With difficulty, and an assist from Devonny Stratton who appears only very briefly in this book, Annie pulls off a daring rescue of Strat from the asylum using the wiles of the Victorian woman she's pretending to be. But, warned of her return to 1898, and her interfering intentions regarding Strat, it isn't long before Walker Walkley is in hot pursuit.
There's little romance in this book. Upon his release from the asylum, Strat insists they visit Harriet in the cure cottage. Reunited there, Harriet happily dies in Strat's arms and he inherits her fortune which she legally changed before Walker Walkley could intervene.
Spoiler alert :
Once his financial future is secured, Strat informs Annie of his decision to leave his family, father, sister and even his mother. He plans to go to Egypt and become an archeologist of sorts. He tells Annie to return to her own time; he has someone else to take to Egypt with him. He doesn't tell Annie who, but he takes Douglass, a mentally impaired man with whom he shared a room at the lunatic asylum, and Katie, a young woman housed in the same asylum because her face was marred by cleft lip and cleft palate.
Walker does catch up with Annie and threatens her with a lifetime of incarceration in the very asylum from which she'd just sprung Strat, but voila, she time travels away just in time.

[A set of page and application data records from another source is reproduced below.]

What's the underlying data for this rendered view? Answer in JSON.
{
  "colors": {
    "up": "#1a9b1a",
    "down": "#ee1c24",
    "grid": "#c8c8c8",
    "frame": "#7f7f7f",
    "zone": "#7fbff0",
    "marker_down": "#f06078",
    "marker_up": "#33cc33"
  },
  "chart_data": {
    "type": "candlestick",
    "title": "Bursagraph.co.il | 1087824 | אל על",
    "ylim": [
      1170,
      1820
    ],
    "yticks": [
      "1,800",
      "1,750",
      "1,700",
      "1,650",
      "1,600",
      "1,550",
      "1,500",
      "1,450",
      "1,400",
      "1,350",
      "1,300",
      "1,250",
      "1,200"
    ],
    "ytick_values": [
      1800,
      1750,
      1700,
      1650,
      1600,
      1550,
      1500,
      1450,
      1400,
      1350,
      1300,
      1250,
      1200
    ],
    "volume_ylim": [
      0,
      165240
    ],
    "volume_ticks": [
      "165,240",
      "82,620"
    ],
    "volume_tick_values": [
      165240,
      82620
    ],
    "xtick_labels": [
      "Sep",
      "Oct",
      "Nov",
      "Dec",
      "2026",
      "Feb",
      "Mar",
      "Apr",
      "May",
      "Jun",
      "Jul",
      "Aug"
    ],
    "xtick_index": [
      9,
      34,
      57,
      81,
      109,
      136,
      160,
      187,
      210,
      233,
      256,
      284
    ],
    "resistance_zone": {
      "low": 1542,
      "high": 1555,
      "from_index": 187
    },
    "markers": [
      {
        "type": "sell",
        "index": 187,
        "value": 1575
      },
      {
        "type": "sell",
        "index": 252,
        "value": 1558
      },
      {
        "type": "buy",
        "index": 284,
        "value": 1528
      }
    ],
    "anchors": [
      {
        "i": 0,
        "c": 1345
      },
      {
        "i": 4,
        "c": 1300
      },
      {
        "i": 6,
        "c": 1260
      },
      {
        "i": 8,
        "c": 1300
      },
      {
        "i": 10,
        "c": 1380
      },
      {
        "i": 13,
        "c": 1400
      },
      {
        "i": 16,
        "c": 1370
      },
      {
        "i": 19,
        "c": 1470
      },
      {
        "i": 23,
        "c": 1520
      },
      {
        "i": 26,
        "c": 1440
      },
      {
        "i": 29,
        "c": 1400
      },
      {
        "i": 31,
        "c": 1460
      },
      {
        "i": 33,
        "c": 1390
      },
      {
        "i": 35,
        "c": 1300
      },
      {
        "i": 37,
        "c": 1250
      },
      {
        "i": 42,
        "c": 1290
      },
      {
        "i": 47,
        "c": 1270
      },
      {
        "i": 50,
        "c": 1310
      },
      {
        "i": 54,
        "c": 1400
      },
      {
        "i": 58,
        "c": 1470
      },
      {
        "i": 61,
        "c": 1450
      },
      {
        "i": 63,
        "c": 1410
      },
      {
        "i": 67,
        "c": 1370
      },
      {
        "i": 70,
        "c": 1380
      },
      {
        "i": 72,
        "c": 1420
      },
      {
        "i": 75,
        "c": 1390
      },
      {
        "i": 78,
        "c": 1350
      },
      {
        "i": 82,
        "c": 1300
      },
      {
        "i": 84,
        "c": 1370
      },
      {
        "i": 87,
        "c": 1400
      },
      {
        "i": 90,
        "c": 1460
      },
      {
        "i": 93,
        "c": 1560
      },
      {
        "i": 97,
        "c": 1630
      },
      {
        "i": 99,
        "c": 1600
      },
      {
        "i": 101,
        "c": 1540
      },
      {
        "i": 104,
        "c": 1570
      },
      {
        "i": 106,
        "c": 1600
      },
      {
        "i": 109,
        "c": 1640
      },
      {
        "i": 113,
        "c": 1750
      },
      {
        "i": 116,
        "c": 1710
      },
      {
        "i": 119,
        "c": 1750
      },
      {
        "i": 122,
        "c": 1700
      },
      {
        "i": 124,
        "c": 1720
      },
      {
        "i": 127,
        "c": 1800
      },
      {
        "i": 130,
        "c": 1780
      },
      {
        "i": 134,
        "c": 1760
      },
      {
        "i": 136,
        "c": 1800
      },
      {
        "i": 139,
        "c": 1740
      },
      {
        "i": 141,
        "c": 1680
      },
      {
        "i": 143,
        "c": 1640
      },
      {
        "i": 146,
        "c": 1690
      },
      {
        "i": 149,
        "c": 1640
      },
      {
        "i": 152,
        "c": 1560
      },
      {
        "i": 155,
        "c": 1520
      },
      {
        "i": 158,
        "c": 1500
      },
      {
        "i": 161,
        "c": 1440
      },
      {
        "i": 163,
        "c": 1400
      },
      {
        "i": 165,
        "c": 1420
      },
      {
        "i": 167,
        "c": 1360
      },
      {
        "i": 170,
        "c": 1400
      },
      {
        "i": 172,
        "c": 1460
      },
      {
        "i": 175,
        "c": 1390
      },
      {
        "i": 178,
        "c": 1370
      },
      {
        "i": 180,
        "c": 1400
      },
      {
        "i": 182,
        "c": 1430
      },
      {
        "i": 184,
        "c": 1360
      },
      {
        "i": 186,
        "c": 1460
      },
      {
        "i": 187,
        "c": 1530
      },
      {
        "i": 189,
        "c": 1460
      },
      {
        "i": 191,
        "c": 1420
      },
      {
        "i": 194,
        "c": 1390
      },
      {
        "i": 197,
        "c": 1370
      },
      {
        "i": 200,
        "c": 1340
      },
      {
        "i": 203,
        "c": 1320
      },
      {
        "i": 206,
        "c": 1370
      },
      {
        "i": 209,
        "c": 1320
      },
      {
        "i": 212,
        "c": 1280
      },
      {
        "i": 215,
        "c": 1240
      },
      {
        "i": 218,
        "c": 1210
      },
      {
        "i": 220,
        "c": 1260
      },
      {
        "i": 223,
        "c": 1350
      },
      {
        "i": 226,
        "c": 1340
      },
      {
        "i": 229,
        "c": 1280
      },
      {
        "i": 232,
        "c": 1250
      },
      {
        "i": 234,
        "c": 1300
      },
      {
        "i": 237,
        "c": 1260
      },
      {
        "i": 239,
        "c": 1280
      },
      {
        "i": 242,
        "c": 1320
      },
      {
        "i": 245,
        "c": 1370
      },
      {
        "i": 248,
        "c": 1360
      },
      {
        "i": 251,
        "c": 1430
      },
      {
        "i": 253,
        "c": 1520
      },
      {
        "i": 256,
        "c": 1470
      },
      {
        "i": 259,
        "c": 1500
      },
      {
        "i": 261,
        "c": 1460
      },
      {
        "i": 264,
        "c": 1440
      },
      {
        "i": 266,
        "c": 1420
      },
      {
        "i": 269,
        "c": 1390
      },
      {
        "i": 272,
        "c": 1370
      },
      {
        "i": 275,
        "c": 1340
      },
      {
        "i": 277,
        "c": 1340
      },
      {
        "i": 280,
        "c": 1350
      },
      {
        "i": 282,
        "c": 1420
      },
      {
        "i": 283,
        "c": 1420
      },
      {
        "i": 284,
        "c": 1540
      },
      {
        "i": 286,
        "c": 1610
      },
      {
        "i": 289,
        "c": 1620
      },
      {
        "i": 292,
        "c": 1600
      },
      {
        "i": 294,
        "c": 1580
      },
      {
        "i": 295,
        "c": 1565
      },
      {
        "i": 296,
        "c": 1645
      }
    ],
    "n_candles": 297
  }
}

So ends a choppy, poorly told story sadly lacking all of the charm that made the first so compelling. Save your "time". Pass this one up.